#### Task instructions:
Below are records. Find each line in them that holds the word "title" and copy it.

────────────────────────────────────────

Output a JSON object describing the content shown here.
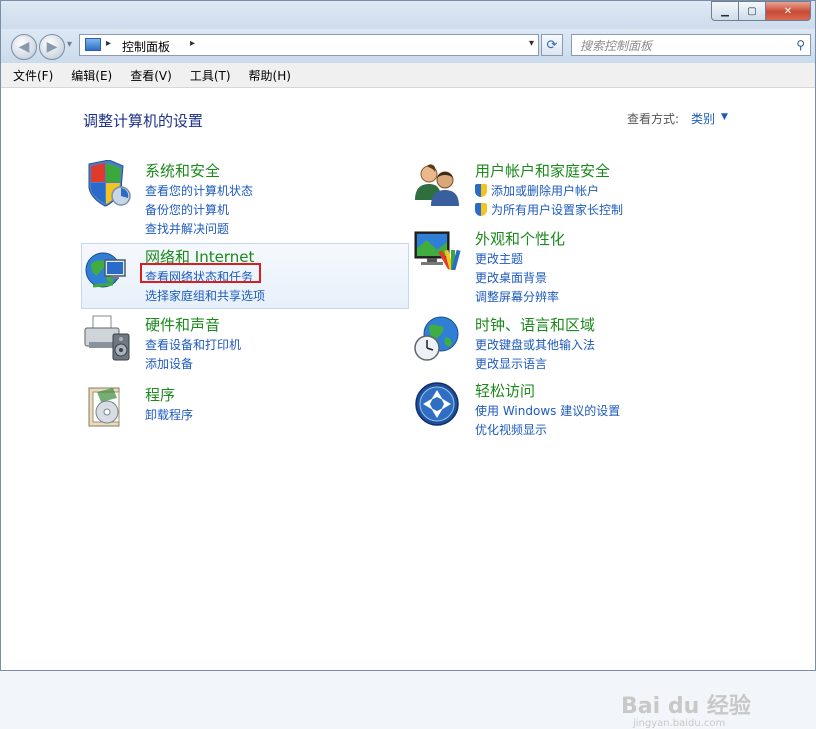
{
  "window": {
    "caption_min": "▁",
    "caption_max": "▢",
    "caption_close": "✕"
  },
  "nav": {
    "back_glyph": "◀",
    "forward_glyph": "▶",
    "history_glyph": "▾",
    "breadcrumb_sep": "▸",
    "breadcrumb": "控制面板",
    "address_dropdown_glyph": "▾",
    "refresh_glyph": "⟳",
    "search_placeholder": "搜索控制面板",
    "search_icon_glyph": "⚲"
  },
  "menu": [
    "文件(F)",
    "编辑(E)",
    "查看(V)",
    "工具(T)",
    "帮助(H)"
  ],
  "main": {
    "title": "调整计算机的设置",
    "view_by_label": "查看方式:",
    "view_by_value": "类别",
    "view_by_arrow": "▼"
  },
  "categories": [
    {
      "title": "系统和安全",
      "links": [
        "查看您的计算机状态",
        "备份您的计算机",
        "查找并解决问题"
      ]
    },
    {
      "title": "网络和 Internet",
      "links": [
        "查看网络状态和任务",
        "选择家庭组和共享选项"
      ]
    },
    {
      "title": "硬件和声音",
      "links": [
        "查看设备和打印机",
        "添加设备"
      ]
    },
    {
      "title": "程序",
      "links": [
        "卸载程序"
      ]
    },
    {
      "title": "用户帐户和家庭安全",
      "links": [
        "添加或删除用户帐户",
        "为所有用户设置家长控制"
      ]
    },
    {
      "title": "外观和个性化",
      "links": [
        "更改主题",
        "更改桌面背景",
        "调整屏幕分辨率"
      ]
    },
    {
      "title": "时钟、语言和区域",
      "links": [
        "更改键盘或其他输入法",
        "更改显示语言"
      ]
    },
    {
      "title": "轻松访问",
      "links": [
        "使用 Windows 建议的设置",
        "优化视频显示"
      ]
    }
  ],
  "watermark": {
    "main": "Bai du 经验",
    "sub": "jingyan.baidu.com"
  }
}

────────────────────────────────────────

#### Result for this task:
    "title": "调整计算机的设置",
      "title": "系统和安全",
      "title": "网络和 Internet",
      "title": "硬件和声音",
      "title": "程序",
      "title": "用户帐户和家庭安全",
      "title": "外观和个性化",
      "title": "时钟、语言和区域",
      "title": "轻松访问",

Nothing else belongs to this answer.